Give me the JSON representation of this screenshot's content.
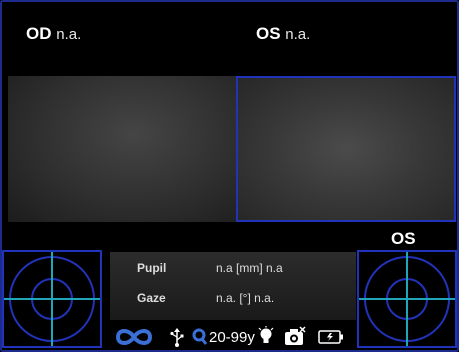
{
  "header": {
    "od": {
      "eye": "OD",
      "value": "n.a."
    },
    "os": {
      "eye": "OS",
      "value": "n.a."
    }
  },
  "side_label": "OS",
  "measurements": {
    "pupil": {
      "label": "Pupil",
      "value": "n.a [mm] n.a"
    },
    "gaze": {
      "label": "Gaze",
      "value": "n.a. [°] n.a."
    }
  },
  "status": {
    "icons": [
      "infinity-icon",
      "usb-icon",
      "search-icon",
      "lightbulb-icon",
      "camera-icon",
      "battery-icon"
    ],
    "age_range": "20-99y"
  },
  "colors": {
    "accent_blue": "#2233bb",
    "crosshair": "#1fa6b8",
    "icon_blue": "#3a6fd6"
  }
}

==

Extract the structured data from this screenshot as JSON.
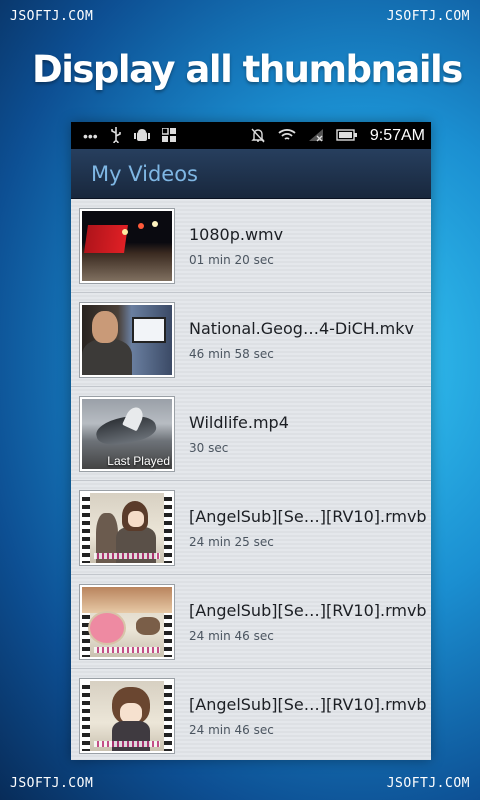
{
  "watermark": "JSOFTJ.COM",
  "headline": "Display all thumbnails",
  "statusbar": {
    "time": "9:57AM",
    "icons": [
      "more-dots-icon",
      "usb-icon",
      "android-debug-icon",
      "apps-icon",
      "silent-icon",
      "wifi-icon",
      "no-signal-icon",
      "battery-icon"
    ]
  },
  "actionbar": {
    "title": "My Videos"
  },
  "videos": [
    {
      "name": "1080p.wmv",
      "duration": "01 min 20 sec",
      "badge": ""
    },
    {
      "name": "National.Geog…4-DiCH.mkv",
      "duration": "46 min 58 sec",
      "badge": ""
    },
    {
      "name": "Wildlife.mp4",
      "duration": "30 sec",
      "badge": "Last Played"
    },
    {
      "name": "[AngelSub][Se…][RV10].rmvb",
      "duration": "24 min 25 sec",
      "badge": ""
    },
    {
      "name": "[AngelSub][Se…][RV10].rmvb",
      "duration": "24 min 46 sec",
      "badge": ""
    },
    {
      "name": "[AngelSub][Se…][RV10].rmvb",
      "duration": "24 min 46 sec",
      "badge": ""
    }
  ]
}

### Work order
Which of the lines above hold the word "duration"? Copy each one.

### Task output
      "duration": "01 min 20 sec",
      "duration": "46 min 58 sec",
      "duration": "30 sec",
      "duration": "24 min 25 sec",
      "duration": "24 min 46 sec",
      "duration": "24 min 46 sec",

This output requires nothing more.